The aging population routinely has comorbid conditions requiring complicated medication regimens, yet nonadherence can preclude optimal outcomes. This study explored the association of adherence in the elderly with demographic, socioeconomic, and disease burden measures. Data were from the fifth visit (2011-2013) for 6,538 participants in the Atherosclerosis Risk in Communities Study, conducted in four communities. The Morisky–Green–Levine Scale measured self-reported adherence. Forty percent of respondents indicated some nonadherence, primarily due to poor memory. Logit regression showed, surprisingly, that persons with low reading ability were more likely to report being adherent. Better self-reported physical or mental health both predicted better adherence, but the magnitude of the association was greater for mental than for physical health. Compared with persons with normal or severely impaired cognition, mild cognitive impairment was associated with lower adherence.
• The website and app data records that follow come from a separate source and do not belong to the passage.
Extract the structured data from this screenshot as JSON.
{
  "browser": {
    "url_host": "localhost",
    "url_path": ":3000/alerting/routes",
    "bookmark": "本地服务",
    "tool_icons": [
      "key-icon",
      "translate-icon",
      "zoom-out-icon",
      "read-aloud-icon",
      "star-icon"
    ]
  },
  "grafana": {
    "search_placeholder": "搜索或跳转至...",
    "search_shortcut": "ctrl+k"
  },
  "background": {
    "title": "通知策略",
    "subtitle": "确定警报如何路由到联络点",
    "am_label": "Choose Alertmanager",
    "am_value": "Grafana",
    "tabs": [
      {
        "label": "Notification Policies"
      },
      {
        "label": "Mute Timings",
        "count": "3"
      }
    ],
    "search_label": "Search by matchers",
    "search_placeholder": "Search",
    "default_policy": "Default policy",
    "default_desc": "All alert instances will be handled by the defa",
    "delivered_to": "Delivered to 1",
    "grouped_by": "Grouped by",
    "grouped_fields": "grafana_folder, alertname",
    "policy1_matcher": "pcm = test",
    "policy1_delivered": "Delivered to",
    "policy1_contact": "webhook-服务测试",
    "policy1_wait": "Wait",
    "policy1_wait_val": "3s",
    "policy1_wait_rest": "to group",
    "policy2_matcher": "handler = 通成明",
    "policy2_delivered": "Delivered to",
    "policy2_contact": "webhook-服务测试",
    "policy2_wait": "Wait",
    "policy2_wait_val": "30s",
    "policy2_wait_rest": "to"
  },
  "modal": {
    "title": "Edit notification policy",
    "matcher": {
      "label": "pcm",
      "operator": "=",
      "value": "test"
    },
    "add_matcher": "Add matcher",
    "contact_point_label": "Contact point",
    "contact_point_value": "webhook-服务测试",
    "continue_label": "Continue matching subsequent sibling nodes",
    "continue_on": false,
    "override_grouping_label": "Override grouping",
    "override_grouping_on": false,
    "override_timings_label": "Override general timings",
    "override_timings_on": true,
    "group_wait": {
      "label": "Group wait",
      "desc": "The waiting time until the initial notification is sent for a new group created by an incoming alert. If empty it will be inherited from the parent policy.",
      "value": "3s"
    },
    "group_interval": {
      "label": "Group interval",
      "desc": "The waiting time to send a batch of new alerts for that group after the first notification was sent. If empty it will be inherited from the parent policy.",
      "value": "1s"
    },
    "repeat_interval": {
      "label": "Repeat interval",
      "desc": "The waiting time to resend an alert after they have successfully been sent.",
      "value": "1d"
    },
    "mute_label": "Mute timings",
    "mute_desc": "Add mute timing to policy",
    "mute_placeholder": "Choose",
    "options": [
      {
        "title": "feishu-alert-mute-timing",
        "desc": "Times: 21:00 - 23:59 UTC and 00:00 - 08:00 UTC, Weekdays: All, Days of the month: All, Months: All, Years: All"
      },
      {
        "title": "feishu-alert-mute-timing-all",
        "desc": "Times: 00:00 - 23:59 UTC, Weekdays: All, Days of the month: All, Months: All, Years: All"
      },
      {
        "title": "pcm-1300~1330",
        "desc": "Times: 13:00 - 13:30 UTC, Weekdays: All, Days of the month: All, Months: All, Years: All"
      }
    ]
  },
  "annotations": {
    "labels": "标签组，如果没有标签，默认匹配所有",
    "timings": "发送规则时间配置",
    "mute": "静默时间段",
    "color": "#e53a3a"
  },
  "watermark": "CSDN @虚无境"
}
Attention to mental health measures in clinical settings could provide opportunities for improving medication adherence.
|Number of pages||16|
|Journal||Medical Care Research and Review|
|State||Published - Dec 1 2018|
Bibliographical noteFunding Information:
The author(s) disclosed receipt of the following financial support for the research, authorship, and/or publication of this article: The Atherosclerosis Risk in Communities Study is carried out as a collaborative study supported by National Heart, Lung, and Blood Institute contracts (HHSN268201100005C, HHSN268201100006C, HHSN268201100007C, HHSN268 201100008C, HHSN268201100009C, HHSN268201100010C, HHSN268201100011C, and HHSN268201100012C).
© The Author(s) 2017.
- cognitive impairment
- medication adherence
ASJC Scopus subject areas
- Health Policy